* [YOUR ASSIGNMENT] Report only how many lines of the records contain the word "arrow".

--- GIVEN RECORDS Enclosed Below ---

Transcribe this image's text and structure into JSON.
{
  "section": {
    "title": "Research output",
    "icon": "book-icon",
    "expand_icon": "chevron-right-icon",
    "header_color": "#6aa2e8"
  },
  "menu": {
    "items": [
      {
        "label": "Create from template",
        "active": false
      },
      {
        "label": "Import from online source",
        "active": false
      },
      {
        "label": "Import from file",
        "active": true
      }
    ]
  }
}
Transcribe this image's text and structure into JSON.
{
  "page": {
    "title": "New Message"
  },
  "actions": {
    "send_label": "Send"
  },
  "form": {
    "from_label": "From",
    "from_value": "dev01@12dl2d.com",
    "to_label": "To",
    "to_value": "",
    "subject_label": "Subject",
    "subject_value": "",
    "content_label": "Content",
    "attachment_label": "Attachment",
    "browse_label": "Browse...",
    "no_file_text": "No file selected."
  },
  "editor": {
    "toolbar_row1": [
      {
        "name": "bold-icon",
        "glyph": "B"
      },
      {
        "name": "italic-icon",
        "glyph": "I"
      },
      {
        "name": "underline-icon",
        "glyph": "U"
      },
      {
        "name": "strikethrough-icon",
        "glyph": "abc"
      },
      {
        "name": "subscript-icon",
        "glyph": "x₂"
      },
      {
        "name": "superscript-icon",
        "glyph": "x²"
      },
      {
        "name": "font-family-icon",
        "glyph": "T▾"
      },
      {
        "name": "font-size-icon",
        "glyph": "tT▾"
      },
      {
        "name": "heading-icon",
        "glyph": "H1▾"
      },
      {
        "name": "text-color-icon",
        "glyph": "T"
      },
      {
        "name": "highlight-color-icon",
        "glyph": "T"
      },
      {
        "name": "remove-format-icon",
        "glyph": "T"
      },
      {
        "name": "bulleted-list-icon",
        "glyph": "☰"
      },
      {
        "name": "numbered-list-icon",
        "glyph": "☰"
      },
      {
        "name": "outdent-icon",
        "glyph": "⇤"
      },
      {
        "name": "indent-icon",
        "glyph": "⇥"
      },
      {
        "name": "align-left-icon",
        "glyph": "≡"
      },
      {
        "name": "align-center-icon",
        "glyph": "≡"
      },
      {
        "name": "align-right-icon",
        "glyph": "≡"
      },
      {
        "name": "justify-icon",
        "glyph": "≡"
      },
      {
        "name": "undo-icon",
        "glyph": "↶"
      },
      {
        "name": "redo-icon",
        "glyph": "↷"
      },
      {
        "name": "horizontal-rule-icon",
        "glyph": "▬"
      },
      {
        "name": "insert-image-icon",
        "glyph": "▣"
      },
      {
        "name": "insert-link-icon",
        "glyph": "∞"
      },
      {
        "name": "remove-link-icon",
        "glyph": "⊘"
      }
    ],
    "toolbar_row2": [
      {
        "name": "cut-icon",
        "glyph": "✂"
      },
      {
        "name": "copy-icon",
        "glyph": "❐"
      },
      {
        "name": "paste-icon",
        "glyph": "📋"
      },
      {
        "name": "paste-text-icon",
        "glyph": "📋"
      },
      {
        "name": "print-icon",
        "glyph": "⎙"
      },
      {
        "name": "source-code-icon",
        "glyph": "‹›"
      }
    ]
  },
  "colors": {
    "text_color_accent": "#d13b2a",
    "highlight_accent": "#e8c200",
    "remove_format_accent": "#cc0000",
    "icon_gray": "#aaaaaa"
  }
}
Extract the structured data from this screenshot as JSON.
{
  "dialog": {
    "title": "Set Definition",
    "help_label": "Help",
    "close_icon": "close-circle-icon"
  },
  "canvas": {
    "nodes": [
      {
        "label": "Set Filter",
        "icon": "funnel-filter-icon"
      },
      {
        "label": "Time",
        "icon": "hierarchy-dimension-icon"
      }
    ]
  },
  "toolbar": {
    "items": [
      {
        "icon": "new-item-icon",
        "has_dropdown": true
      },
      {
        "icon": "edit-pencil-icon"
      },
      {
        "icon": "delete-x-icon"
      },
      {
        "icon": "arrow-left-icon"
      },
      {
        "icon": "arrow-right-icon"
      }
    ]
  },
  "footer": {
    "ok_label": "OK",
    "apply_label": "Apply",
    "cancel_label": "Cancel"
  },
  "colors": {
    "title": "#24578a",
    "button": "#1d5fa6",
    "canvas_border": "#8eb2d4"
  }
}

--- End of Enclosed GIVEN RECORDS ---

* [WRITTEN ANSWER] 2